I also have an address change for Leo Collins along with congratulations to he and his new bride on their marriage December 5. That's great, Leo, from one who's been there!
Included in this letter, you will find a copy of an "Ode to the FULLAM" that Mike Plessl authored and had it printed with a picture of the ship. It is printed on a light tan cardboard that makes it very suitable for framing; mine is hanging alongside my other FULLAM mementoes and it really adds to them. He is most willing to send-one to any shipmate who so requests plus a small donation to help defray the mailing costs. Mike has dedicated his ode to one of our good shipmates, the late Frank Purdy.
In my last letter I quoted a memory from Garrett Lynch concerning his delivering a injured shipmate named Cressman to the PRESIDENT JACKSON while we were patrolling off Empress Augusta Bay. I looked over the log and here follows this occurrence as reported:
UNITED STATES SHIP USS FULLAM DD474 Tuesday 28 December 1943
Also, as a result of Garrett's memory, I received a poignant letter from Charley Jones. I wrote Charley asking if I could include it in this letter; receiving no response, I hopefully assume it was alright so here follows Charley's letter:
"The last news letter really brought back old memories. The story that Garrett Lynch told was very interesting and detailed. The reason it brought memories is because I caused the accident. Garrett couldn't have known how the accident happened because he wasn't there at the time it actually happened.
We were called to GQ. My battle station was in the #3 5-inch gun as pointer. My job was to get into my seat and lower the barrel as quickly as possible. Just as I started lowering the barrel so the muzzle cover could be taken off, Cressman walked under the barrel and broke his back. Someone yelled at me inside the gun and told me what happened. I jumped out of the gun and told Cressman that I couldn't see him at all and that I was very sorry. He replied, 'Chuck, it wasn't your fault. I wasn't looking when I passed under the gun and it hit my shoulder'.
When they finally took him away with a large lump on his back, I went to the side of the ship and threw-up my last meal overboard. It may not have been my fault, but I sure felt responsible.
Paul, if you ever hear how he turned out, I would be interested to know about it. I have never heard from or seen him since the accident."
If by any chance any of you have heard what eventually happened to Cressman, please let Charley or me know. It was certainly one of those wartime accidents that could have happened to any one of us.
Now for Baton Rouge and a mini-reunion in 2000! I contacted the Holiday Inn South (where we stayed in '94) and have some information regarding rates and the best time. The best rates, $59-63 per night, are available on weekends, and the best weekend next April is the 28-30. The weekend just prior is Easter and the weekends before that are already booked; they do have plenty of space available so far for the 28-30 period. Anyway, let me know your thoughts on this and, if OK, we'll see you then; it's up to those attending to make their own reservation with the motel. Their number is 225-924-7021. I sure would like to see a good number of you.

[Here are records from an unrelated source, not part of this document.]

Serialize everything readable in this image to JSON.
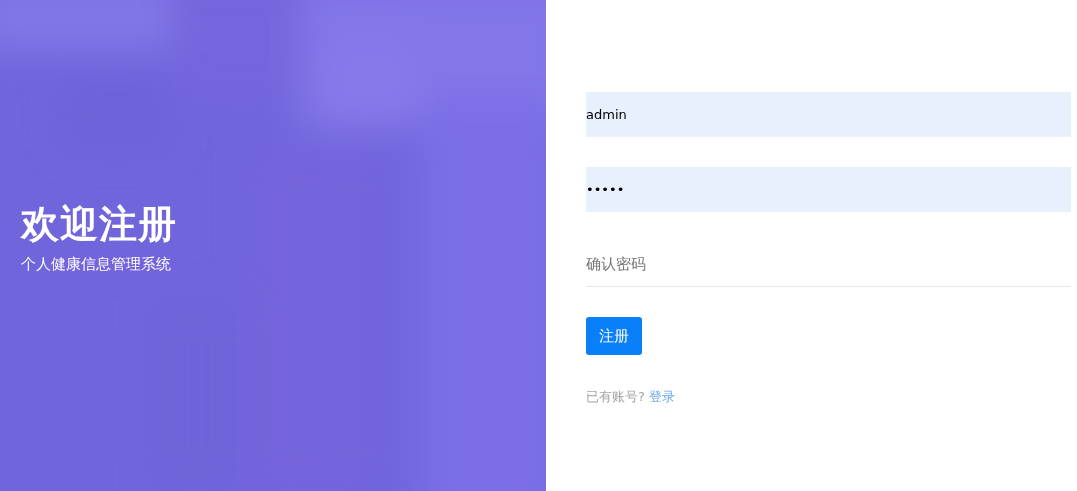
{
  "hero": {
    "title": "欢迎注册",
    "subtitle": "个人健康信息管理系统",
    "kind": "picture"
  },
  "form": {
    "fields": [
      {
        "value": "admin",
        "autofilled": true
      },
      {
        "value": "•••••",
        "autofilled": true
      },
      {
        "placeholder": "确认密码",
        "autofilled": false
      }
    ],
    "submit": "注册",
    "footer": {
      "text": "已有账号?",
      "link": "登录"
    }
  }
}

Meanwhile have a great 2000!
P.S. I received a machine for Christmas that I can use to send and receive
E-mail; nothing else like internet. I have been in contact with several shipmates so it really works great.
Hope to hear from you!
God! We were young; and also quite dumb
Seventeen, eighteen, a few twentyone
Eighty young Sailors in Peacoats and Dress Blues
Huddling alone, rembering our cues.
Salute aft to the Colors, then the OD
Thirty five months we cruised the Pacific
Seven campaigns all blended together
Some of us aged, others did not
The Fullam! The Fullam! Proud Ship of the Line
By Mike Plessl, RM2c, USN (1942-1949)